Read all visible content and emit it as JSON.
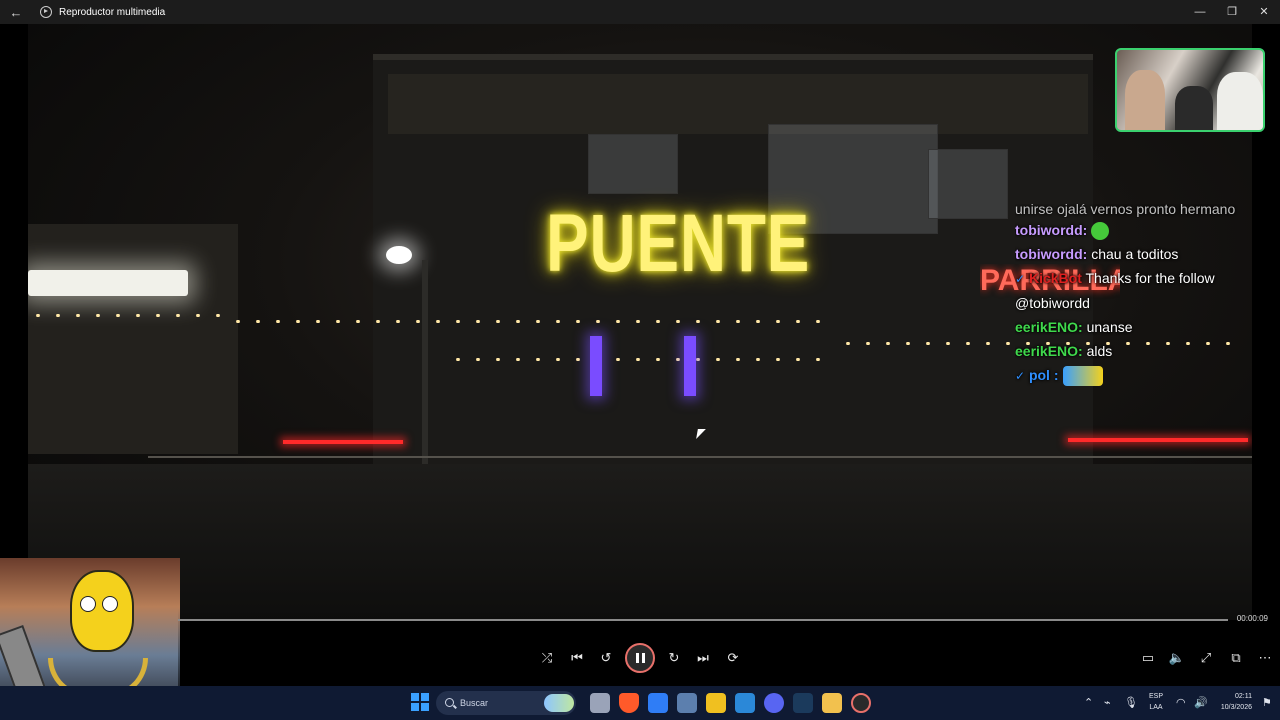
{
  "window": {
    "title": "Reproductor multimedia",
    "back_glyph": "←",
    "minimize_glyph": "—",
    "maximize_glyph": "❐",
    "close_glyph": "✕"
  },
  "video": {
    "neon_sign": "PUENTE",
    "neon_sign_2": "PARRILLA"
  },
  "chat": {
    "cut_line": "unirse ojalá vernos pronto hermano",
    "messages": [
      {
        "user": "tobiwordd:",
        "text": "",
        "user_color": "purple",
        "emote": "green-emote"
      },
      {
        "user": "tobiwordd:",
        "text": " chau a toditos",
        "user_color": "purple"
      },
      {
        "user": "KickBot",
        "text": " Thanks for the follow",
        "user_color": "red",
        "badge": "✓"
      },
      {
        "user": "",
        "text": "@tobiwordd",
        "user_color": "none"
      },
      {
        "user": "eerikENO:",
        "text": " unanse",
        "user_color": "green"
      },
      {
        "user": "eerikENO:",
        "text": " alds",
        "user_color": "green"
      },
      {
        "user": "pol :",
        "text": "",
        "user_color": "blue",
        "badge": "✓",
        "emote": "wide-emote"
      }
    ]
  },
  "player": {
    "time": "00:00:09",
    "progress": 0.0,
    "buttons": {
      "shuffle": "⤮",
      "previous": "⏮",
      "rewind": "↺",
      "forward": "↻",
      "next": "⏭",
      "repeat": "⟳",
      "miniplayer": "▭",
      "volume": "🔈",
      "fullscreen": "⤢",
      "cast": "⧉",
      "more": "⋯"
    }
  },
  "taskbar": {
    "search_placeholder": "Buscar",
    "language_top": "ESP",
    "language_bottom": "LAA",
    "clock_time": "02:11",
    "clock_date": "10/3/2026",
    "tray_chevron": "⌃"
  },
  "colors": {
    "accent": "#e8706a",
    "chat_purple": "#c79cff",
    "chat_green": "#3fd94c",
    "chat_red": "#e02020",
    "chat_blue": "#2f8fff"
  }
}
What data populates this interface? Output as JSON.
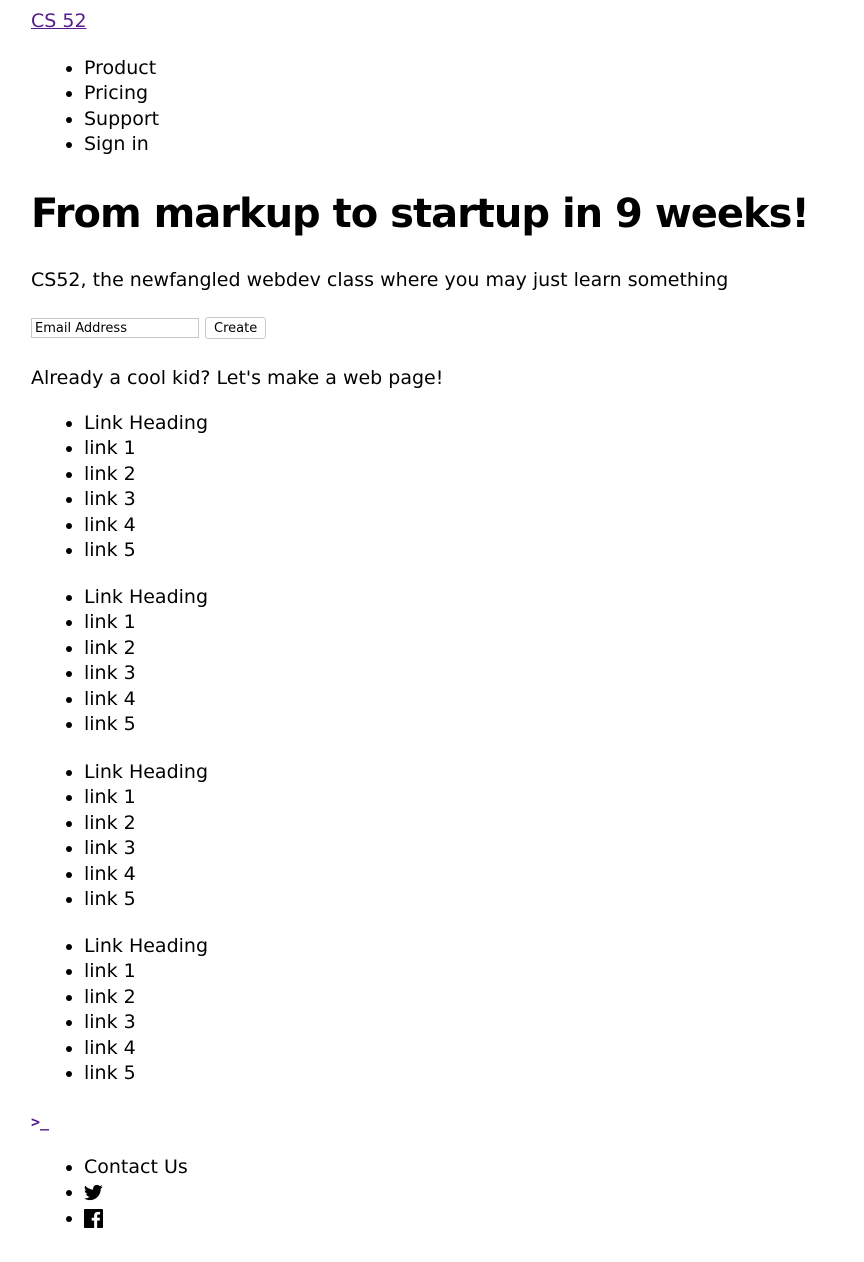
{
  "header": {
    "brand": "CS 52",
    "nav": [
      "Product",
      "Pricing",
      "Support",
      "Sign in"
    ]
  },
  "hero": {
    "title": "From markup to startup in 9 weeks!",
    "subtitle": "CS52, the newfangled webdev class where you may just learn something",
    "email_placeholder": "Email Address",
    "create_label": "Create",
    "cta": "Already a cool kid? Let's make a web page!"
  },
  "link_groups": [
    {
      "heading": "Link Heading",
      "links": [
        "link 1",
        "link 2",
        "link 3",
        "link 4",
        "link 5"
      ]
    },
    {
      "heading": "Link Heading",
      "links": [
        "link 1",
        "link 2",
        "link 3",
        "link 4",
        "link 5"
      ]
    },
    {
      "heading": "Link Heading",
      "links": [
        "link 1",
        "link 2",
        "link 3",
        "link 4",
        "link 5"
      ]
    },
    {
      "heading": "Link Heading",
      "links": [
        "link 1",
        "link 2",
        "link 3",
        "link 4",
        "link 5"
      ]
    }
  ],
  "footer": {
    "logo": ">_",
    "contact": "Contact Us",
    "social": [
      {
        "icon": "twitter-icon"
      },
      {
        "icon": "facebook-icon"
      }
    ]
  },
  "colors": {
    "link_visited": "#551a8b",
    "text": "#000000",
    "background": "#ffffff"
  }
}
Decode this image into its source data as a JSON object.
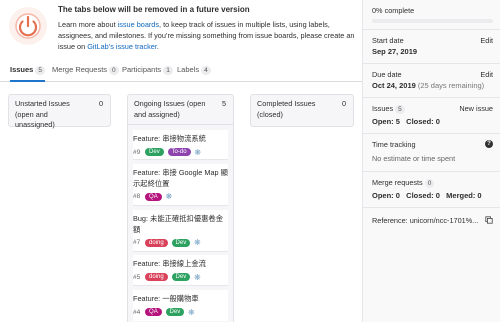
{
  "notice": {
    "title": "The tabs below will be removed in a future version",
    "line1_a": "Learn more about ",
    "line1_link": "issue boards",
    "line1_b": ", to keep track of issues in multiple lists, using labels,",
    "line2": "assignees, and milestones. If you’re missing something from issue boards, please create an",
    "line3_a": "issue on ",
    "line3_link": "GitLab’s issue tracker",
    "line3_b": "."
  },
  "tabs": [
    {
      "label": "Issues",
      "count": "5"
    },
    {
      "label": "Merge Requests",
      "count": "0"
    },
    {
      "label": "Participants",
      "count": "1"
    },
    {
      "label": "Labels",
      "count": "4"
    }
  ],
  "columns": {
    "unstarted": {
      "title": "Unstarted Issues (open and unassigned)",
      "count": "0"
    },
    "ongoing": {
      "title": "Ongoing Issues (open and assigned)",
      "count": "5"
    },
    "completed": {
      "title": "Completed Issues (closed)",
      "count": "0"
    }
  },
  "labels": {
    "Dev": "#2da160",
    "To-do": "#8e44ad",
    "QA": "#b5147d",
    "doing": "#d9425a"
  },
  "cards": [
    {
      "title": "Feature: 串接物流系統",
      "number": "#9",
      "labels": [
        "Dev",
        "To-do"
      ]
    },
    {
      "title": "Feature: 串接 Google Map 顯示起終位置",
      "number": "#8",
      "labels": [
        "QA"
      ]
    },
    {
      "title": "Bug: 未能正確抵扣優惠卷金額",
      "number": "#7",
      "labels": [
        "doing",
        "Dev"
      ]
    },
    {
      "title": "Feature: 串接線上金流",
      "number": "#5",
      "labels": [
        "doing",
        "Dev"
      ]
    },
    {
      "title": "Feature: 一般購物車",
      "number": "#4",
      "labels": [
        "QA",
        "Dev"
      ]
    }
  ],
  "sidebar": {
    "progress_label": "0% complete",
    "progress_fraction": 0,
    "start_label": "Start date",
    "start_value": "Sep 27, 2019",
    "due_label": "Due date",
    "due_value": "Oct 24, 2019",
    "due_remaining": "(25 days remaining)",
    "edit": "Edit",
    "issues_label": "Issues",
    "issues_count": "5",
    "new_issue": "New issue",
    "issues_summary": "Open: 5   Closed: 0",
    "time_label": "Time tracking",
    "time_value": "No estimate or time spent",
    "mr_label": "Merge requests",
    "mr_count": "0",
    "mr_summary": "Open: 0   Closed: 0   Merged: 0",
    "reference": "Reference: unicorn/ncc-1701%..."
  }
}
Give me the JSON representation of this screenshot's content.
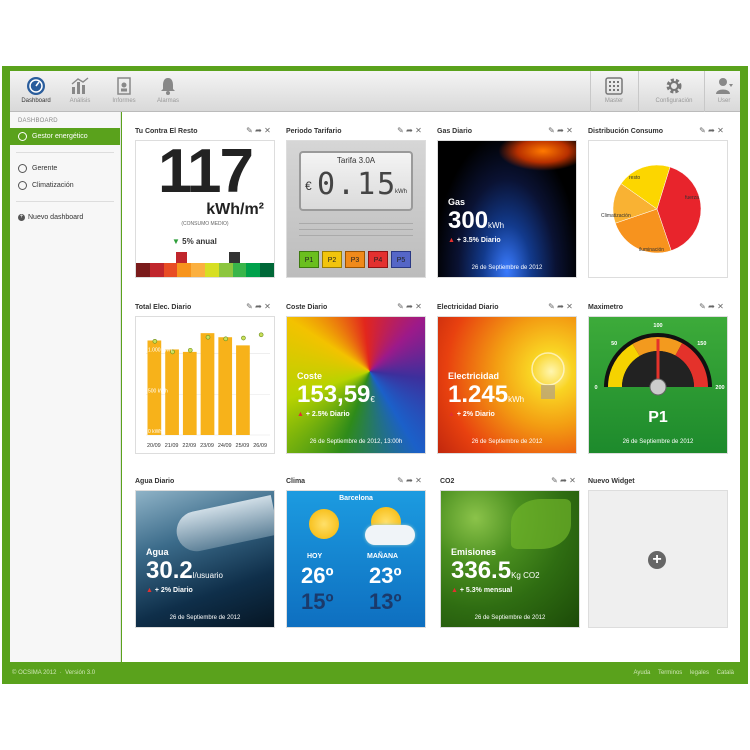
{
  "toolbar": {
    "left": [
      {
        "label": "Dashboard",
        "icon": "dashboard-icon"
      },
      {
        "label": "Análisis",
        "icon": "analysis-icon"
      },
      {
        "label": "Informes",
        "icon": "reports-icon"
      },
      {
        "label": "Alarmas",
        "icon": "bell-icon"
      }
    ],
    "right": [
      {
        "label": "Master",
        "icon": "grid-icon"
      },
      {
        "label": "Configuración",
        "icon": "gear-icon"
      },
      {
        "label": "User",
        "icon": "user-icon"
      }
    ]
  },
  "sidebar": {
    "section": "DASHBOARD",
    "items": [
      {
        "label": "Gestor energético",
        "active": true
      },
      {
        "label": "Gerente"
      },
      {
        "label": "Climatización"
      }
    ],
    "new_dashboard": "Nuevo dashboard"
  },
  "widgets": {
    "contra": {
      "title": "Tu Contra El Resto",
      "value": "117",
      "unit": "kWh/m²",
      "caption": "(CONSUMO MEDIO)",
      "trend": "5% anual"
    },
    "periodo": {
      "title": "Periodo Tarifario",
      "tarifa": "Tarifa 3.0A",
      "reading": "0.15",
      "currency": "€",
      "unit": "kWh",
      "periods": [
        "P1",
        "P2",
        "P3",
        "P4",
        "P5"
      ]
    },
    "gas": {
      "title": "Gas Diario",
      "label": "Gas",
      "value": "300",
      "unit": "kWh",
      "trend": "+ 3.5% Diario",
      "date": "26 de Septiembre de 2012"
    },
    "distribucion": {
      "title": "Distribución Consumo",
      "labels": [
        "resto",
        "fuerza",
        "Climatización",
        "iluminación"
      ]
    },
    "total": {
      "title": "Total Elec. Diario"
    },
    "coste": {
      "title": "Coste Diario",
      "label": "Coste",
      "value": "153,59",
      "unit": "€",
      "trend": "+ 2.5% Diario",
      "date": "26 de Septiembre de 2012, 13:00h"
    },
    "electricidad": {
      "title": "Electricidad Diario",
      "label": "Electricidad",
      "value": "1.245",
      "unit": "kWh",
      "trend": "+ 2% Diario",
      "date": "26 de Septiembre de 2012"
    },
    "maximetro": {
      "title": "Maximetro",
      "period": "P1",
      "date": "26 de Septiembre de 2012",
      "ticks": [
        "0",
        "50",
        "100",
        "150",
        "200"
      ]
    },
    "agua": {
      "title": "Agua Diario",
      "label": "Agua",
      "value": "30.2",
      "unit": "l/usuario",
      "trend": "+ 2% Diario",
      "date": "26 de Septiembre de 2012"
    },
    "clima": {
      "title": "Clima",
      "city": "Barcelona",
      "today": "HOY",
      "tomorrow": "MAÑANA",
      "today_max": "26º",
      "today_min": "15º",
      "tomorrow_max": "23º",
      "tomorrow_min": "13º"
    },
    "co2": {
      "title": "CO2",
      "label": "Emisiones",
      "value": "336.5",
      "unit": "Kg CO2",
      "trend": "+ 5.3% mensual",
      "date": "26 de Septiembre de 2012"
    },
    "nuevo": {
      "title": "Nuevo Widget"
    }
  },
  "chart_data": [
    {
      "type": "bar",
      "categories": [
        "20/09",
        "21/09",
        "22/09",
        "23/09",
        "24/09",
        "25/09",
        "26/09"
      ],
      "values": [
        1160,
        1050,
        1020,
        1250,
        1200,
        1100,
        null
      ],
      "markers": [
        1150,
        1020,
        1040,
        1200,
        1180,
        1190,
        1230
      ],
      "yticks": [
        "0 kWh",
        "500 kWh",
        "1.000 kWh"
      ],
      "ylim": [
        0,
        1350
      ]
    },
    {
      "type": "pie",
      "labels": [
        "fuerza",
        "iluminación",
        "Climatización",
        "resto"
      ],
      "values": [
        40,
        25,
        15,
        20
      ],
      "colors": [
        "#e8242c",
        "#f7931e",
        "#f9b233",
        "#fcd600"
      ]
    }
  ],
  "gauge": {
    "value": 100,
    "min": 0,
    "max": 200
  },
  "footer": {
    "left": "© OCSIMA 2012",
    "version": "Versión 3.0",
    "links": [
      "Ayuda",
      "Terminos legales",
      "Català"
    ]
  }
}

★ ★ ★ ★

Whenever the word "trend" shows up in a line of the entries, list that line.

      "trend": "5% anual"
      "trend": "+ 3.5% Diario",
      "trend": "+ 2.5% Diario",
      "trend": "+ 2% Diario",
      "trend": "+ 2% Diario",
      "trend": "+ 5.3% mensual",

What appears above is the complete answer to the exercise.